- Although I missed it on this particular trip, my family made sure to visit Estes Park during their short wedding-centric stay in the state; a stop I was lucky enough to make on my previous and first visit to Colorado. Estes Park is part of the Rocky Mountain National Park system, and offers a beautiful glimpse of Mother Nature’s handiwork. As you leave the foothills of the Rockies heading for Estes Park on US Highway 34, you climb a winding steep-sided pass. Towering on either side of you are rock formations, and the frequent appearance of a road-side stream, that are awe-inspiring. When you emerge from your climb into a valley with high snow-capped peaks all around you, you’ve arrived at the town that is an official gateway to Rocky Mountain National Park. It’s a mix of restaurants, horseback riding, an aerial tramway that looks like a thrilling ride (didn’t get a chance to take it), art exhibits, shops and overnight accommodations of all kinds. If you drive just five miles west of Estes Park, you come to the Fall River Visitor Center (at an elevation of more than 9,000 feet), which affords even more great views.
- Yet another wonderful side trip (only about 20 minutes outside the center of Denver) is Golden, Colorado. It is an absolutely charming little town that feels a little like a vignette from Frontierland in Disney World. If you don’t have a chance to drive into the mountains, this stop in the foothills is a great second option. An arched sign spanning the main street in Golden welcomes visitors and the street is lined on both sides with lovely shops, galleries, restaurants (a great local ice cream emporium serving homemade everything.) Lunch at the Table Mountain Inn offers a variety of Mexican and American cuisine and when you look across the street, you see the flat-topped mountain that gave the inn its name. There is great civic pride here and beautiful bronze statues are found throughout the town as a reminder of the history and wildlife in the area. Clear Creek, a lovely meandering river, rolls through the center of town and the walkway alongside it allows glimpses of families enjoying a real-life “lazy river ride” in inner tubes and kayaks. If you drive just a few blocks from downtown, you see the sprawling Coors Beer factory buildings and notice how much of a company town Golden is, with signs announcing companies including “Coors Credit Union” and “Coors Tech.” While the town sprouted a large national brand, it hasn’t lost its charm and the shop owners are friendly and helpful at every turn.

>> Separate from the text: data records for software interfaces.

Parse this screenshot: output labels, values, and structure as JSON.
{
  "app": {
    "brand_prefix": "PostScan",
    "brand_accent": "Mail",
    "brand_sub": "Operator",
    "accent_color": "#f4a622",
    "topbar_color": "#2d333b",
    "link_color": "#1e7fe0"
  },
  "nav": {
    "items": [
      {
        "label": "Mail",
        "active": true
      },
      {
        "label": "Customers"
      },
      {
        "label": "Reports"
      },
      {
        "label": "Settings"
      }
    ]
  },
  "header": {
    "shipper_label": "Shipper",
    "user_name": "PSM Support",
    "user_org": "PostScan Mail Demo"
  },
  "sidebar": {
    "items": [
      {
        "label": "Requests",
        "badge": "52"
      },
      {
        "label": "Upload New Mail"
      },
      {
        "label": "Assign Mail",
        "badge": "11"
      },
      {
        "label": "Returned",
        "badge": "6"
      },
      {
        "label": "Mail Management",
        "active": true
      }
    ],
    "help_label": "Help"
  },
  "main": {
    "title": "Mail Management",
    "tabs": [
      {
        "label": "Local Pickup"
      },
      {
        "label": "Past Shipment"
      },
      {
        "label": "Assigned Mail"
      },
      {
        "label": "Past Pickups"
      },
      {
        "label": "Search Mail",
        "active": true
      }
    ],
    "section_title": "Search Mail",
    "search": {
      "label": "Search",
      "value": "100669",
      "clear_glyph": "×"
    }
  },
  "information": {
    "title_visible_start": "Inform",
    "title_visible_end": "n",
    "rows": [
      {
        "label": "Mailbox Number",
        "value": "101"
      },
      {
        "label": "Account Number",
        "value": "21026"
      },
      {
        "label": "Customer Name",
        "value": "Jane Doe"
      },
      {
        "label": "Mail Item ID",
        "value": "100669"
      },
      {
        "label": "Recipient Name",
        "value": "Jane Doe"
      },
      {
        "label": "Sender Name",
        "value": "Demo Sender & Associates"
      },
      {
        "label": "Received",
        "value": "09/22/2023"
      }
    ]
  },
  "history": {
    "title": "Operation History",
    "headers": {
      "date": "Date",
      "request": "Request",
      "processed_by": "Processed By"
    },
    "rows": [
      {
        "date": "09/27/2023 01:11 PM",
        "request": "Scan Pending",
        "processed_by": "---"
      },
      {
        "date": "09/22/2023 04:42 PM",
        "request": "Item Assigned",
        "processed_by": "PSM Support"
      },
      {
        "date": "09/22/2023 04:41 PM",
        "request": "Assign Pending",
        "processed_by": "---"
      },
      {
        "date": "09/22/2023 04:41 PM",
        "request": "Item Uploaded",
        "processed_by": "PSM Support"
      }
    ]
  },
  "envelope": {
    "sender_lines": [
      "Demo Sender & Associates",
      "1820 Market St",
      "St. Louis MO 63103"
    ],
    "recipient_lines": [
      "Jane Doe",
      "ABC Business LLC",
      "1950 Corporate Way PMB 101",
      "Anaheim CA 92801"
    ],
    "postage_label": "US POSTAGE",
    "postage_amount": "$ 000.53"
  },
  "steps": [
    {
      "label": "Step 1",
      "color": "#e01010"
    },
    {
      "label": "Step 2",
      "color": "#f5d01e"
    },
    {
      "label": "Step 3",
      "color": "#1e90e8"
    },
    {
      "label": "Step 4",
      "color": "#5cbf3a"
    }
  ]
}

Many thanks to my Colorado friends and family – new and old – for making this such an incredible trip. Unlike a tourist jaunt, this visit had a very definite purpose, but I was still able to explore parts of the state that I had never encountered before and meet the most wonderful people. I really love the vibe of Denver and Fort Collins, especially, and hopefully I’ll make it back sooner rather than later. If not for all the reasons listed above, then at least for a pint of Fat Tire…
Do you have any Colorado travel tips or suggestions for visitors? Add your recommendations in the comments!